Why Women Don’t Learn Self-Defense (But Should!)
Women’s self-defense, as we can all admit, is an important subject. But unless you are a celebrity instructor, have an amazing marketing team or wide access to women with a lot of time on their hands, chances are, you’ll have only a small-to-moderate turnout.
We’ve all heard and read the statistics; it’s uncomfortable to hear and imagine. We shrug our shoulders and hope that it doesn’t happen to us. We watch a program on the news, but as soon as you feel something the newscaster switches to another catastrophe, another piece of “breaking news.”
The Truth is…
We know what’s good for us. We know that we should eat our veggies, brush our teeth… but what many don’t tell you (especially if you are a woman) is that you have a 1-in-4 chance of being raped or sexually assaulted in your lifetime. Just think about the fact that even if it isn’t happening to you, it is likely happening to someone you know/knew and care/cared about.
If you acknowledge one thing (man or woman)….
You must acknowledge that you can become a target and crimes such as: bullying, domestic violence, sexual assault & rape can happen to anyone!
Even though every woman has thought about this at some point in their life, many are still not taking the necessary steps of prevention. And just to make this clear – I’m not saying that learning self-defense is the definitive answer, but it is one of the best methods we have on this complex subject. Taking classes with someone who understands not just the physical side of dealing with a would-be attacker, but placing enough emphasis on the physiological side – quick decision-making; when to run/escape, when to feint compliance (if necessary) and when to fight back, is of monumental importance.

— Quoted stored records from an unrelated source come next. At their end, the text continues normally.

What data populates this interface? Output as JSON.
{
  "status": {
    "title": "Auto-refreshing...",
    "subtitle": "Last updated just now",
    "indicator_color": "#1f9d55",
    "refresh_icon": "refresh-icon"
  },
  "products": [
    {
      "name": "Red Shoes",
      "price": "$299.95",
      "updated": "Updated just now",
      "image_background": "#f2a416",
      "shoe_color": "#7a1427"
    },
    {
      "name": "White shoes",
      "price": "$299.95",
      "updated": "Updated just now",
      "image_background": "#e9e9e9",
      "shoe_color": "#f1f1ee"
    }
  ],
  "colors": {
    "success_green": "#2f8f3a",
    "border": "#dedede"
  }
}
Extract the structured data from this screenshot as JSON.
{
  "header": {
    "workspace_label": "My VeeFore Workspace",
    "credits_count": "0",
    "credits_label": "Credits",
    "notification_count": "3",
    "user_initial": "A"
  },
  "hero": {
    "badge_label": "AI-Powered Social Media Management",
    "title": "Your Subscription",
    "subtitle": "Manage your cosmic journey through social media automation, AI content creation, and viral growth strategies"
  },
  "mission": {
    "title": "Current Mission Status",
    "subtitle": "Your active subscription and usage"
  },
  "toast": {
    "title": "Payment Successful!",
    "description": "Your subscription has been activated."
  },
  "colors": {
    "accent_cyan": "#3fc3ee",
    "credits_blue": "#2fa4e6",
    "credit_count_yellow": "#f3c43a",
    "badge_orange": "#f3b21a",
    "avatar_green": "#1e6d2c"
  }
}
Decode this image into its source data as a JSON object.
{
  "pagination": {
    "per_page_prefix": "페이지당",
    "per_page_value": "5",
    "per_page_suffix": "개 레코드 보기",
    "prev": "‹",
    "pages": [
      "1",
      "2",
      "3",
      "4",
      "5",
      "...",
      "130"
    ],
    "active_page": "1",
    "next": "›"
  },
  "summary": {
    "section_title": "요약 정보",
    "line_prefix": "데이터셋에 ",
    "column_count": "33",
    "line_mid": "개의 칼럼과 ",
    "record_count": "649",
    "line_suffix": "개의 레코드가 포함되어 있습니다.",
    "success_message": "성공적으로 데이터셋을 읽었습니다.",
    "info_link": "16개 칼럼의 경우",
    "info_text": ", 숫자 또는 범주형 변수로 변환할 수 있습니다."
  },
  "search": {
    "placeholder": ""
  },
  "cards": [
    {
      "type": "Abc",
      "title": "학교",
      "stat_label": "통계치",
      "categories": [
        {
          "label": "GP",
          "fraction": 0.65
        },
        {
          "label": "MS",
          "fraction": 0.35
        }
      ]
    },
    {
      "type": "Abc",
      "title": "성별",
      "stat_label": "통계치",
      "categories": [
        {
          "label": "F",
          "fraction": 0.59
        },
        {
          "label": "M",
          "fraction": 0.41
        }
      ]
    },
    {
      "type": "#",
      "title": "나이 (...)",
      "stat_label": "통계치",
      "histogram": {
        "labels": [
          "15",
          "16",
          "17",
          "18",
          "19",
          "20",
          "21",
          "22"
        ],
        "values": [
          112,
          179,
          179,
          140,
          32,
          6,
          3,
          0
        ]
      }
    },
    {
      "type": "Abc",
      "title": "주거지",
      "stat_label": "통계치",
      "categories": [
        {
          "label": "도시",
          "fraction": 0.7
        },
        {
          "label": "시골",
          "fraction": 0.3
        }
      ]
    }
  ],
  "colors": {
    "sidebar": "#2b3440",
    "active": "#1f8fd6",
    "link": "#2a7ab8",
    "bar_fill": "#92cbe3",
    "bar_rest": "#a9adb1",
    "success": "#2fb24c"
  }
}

“Violence is like treading water in a typhoon. Most of the time, the typhoon is short-lived. But if you don’t even know how to swim, you’re lost.”
But why do women neglect to train if the stakes are this high? …
- Many have grown up with negative associations. Things like: age, size, weight, fitness level, their level of comfort, body image, etc., play into their thoughts about their ability in class and their potential to fend off/escape/subdue an opponent in a real situation.
- Violence being done to you or a loved one is a terrible thought. It’s easier to “put off” or go into denial that violence will happen to you.
- Some women are not comfortable taking lessons from or with men. [This behavior makes it not only more difficult to get them to class and learn, but more susceptible to victimization]
- Many women (many whom I’ve met personally) don’t believe there is even a solution. They feel they are and always will be incapable.
- Some women have been victims themselves and a class will conjure horrible memories of the fear and hopelessness they once felt.
- Some women may feel that fighting and learning to fight is “something men do” – It’s not “lady-like.”
- Women (like many men) work hard during the day, and don’t feel like they have the TIME. [we make time for what is important]
- They are or feel as if they are strapped financially.
Of all things…
Of all things, don’t let time or money be a factor. There are some amazing, yet affordable programs out there (as well as products*). And as far as TIME is concerned – like I said, we make time for what is important. If we choose not to, well… that’s just plain foolish.
The Cycle of Behavior – Tony Blauer
Ten Titles for Women Learning Self-Defense – Michael Joyce
Sexual Assault Prevention (+Video Clip) – Gracie, Kennedy, Joyce